There is an unassuming concrete building next to the Southernmost Point. Most people will pass it by without a second thought. But, take time to read the plaque and understand its history. This cable hut was built on the mainland and transported by the Flager Railroad to its current location in 1917.
The purpose of the cable hut is to protect the connection between the land line and 125 miles long underwater telegraph cable lines connecting Key West and Havana, Cuba. These lines were operational until 1987 when they stopped working due to the effects of the harsh marine environment.
History of Western Union in Key West
Western Union became the dominate telegraph company in the United States and entered the submarine cable world in 1873, when it purchased the majority of the International Ocean Telegraph Company (IOTC). The IOTC’s lines were used when John Atkins called Cuba on Christmas day in 1900. This was the first international call. What was the response of Cuba? “I don’t understand”….
The remainder of the IOTC was purchased by Western Union in 1957. Back then a cable ship was used to repair the cables connecting Key West and Cuba. The CS Western Union was built in 1939 and was chartered from Thomson Enterprises of Key West to be the cable ship for these lines. The ship sold out in 1974 as it was no longer needed.
The CS Western Union
The Western Union is 96 feet in length and with its diesel engine and sail had a maximum speed of 8.5 knots when it worked as a cable ship.
In 2004, the ship was used to take out tourists for day and sunset sails. The Captain would show the passengers cable which was laid by the Western Union.
In 2007, the ship is restored by the Schooner Western Union Preservation Society which has her out sailing again by mid-2008.
By January 2010, she is under going another restoration and is relaunched mid-year.
February 2012, the State of Florida Legislature designates CS Western Union as the official flagship of the State.
In February 2017, she is undergoing another restoration. You can follow her progress and current status on the Schooner Western Union Facebook page.
As I learn more about Key West’s history, I am always amazed how interconnected the Island and its people are. This unassuming concrete hut leads us to the Historic Waterfront and to the Western Union. When you walk by this magnificent ship you would not make the connection to this hut.
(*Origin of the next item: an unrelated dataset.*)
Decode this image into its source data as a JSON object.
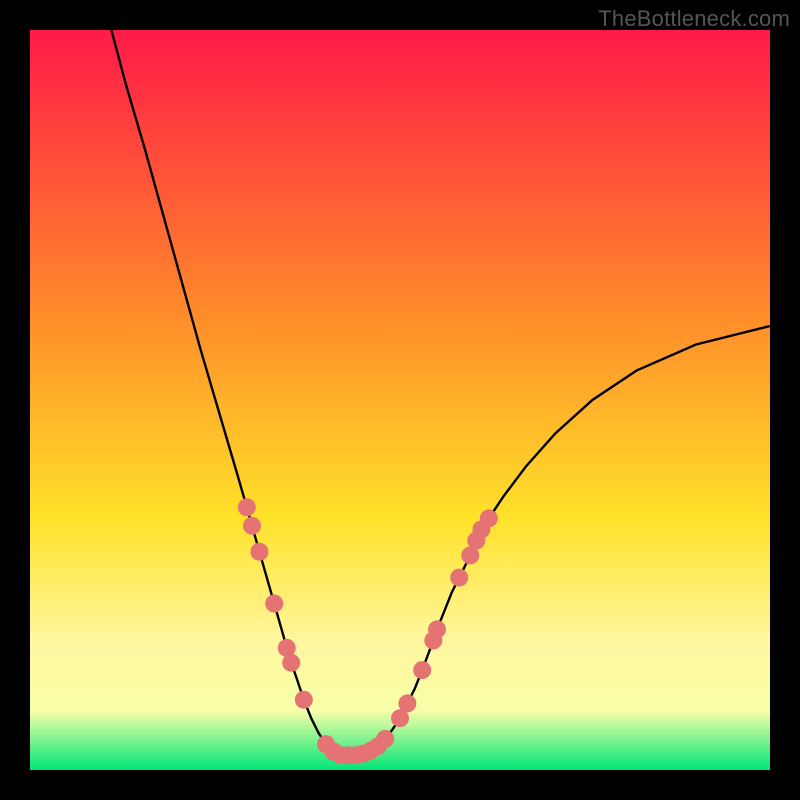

When you are standing in line to have your picture taken at the Southernmost Buoy, take some time to look at this hut and admire it’s historical connection to this Island.
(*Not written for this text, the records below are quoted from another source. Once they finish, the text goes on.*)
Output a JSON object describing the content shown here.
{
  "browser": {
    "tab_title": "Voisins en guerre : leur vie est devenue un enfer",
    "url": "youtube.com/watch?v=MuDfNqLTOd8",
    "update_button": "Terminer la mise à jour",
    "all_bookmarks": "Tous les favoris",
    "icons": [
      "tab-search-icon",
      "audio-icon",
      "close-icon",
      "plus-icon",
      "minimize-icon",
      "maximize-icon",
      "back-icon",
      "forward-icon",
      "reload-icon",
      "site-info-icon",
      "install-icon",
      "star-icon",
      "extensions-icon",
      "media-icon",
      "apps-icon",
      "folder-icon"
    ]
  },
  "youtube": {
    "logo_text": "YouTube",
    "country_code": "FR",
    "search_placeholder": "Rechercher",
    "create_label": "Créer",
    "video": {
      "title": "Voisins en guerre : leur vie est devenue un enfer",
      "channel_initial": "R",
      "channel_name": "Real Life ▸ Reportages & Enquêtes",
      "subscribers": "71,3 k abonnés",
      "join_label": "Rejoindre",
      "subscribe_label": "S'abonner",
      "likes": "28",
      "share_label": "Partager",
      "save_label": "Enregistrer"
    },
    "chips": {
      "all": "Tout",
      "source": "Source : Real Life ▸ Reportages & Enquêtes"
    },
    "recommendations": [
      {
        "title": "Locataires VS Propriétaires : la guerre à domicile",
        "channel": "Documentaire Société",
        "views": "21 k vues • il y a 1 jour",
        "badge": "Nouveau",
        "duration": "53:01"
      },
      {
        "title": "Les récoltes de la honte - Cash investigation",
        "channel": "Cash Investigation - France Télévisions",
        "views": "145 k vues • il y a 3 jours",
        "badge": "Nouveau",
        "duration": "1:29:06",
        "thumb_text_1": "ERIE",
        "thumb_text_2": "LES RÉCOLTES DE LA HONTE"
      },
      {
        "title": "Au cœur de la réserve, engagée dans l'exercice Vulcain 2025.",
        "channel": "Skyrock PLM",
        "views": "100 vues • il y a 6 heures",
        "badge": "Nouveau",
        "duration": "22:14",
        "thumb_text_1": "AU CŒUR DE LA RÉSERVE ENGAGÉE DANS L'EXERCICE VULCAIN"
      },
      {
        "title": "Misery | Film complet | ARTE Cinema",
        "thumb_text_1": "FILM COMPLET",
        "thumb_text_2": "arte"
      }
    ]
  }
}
(Information from: KeyWestHistoricMarkerTour.org and atlantic-cable.com)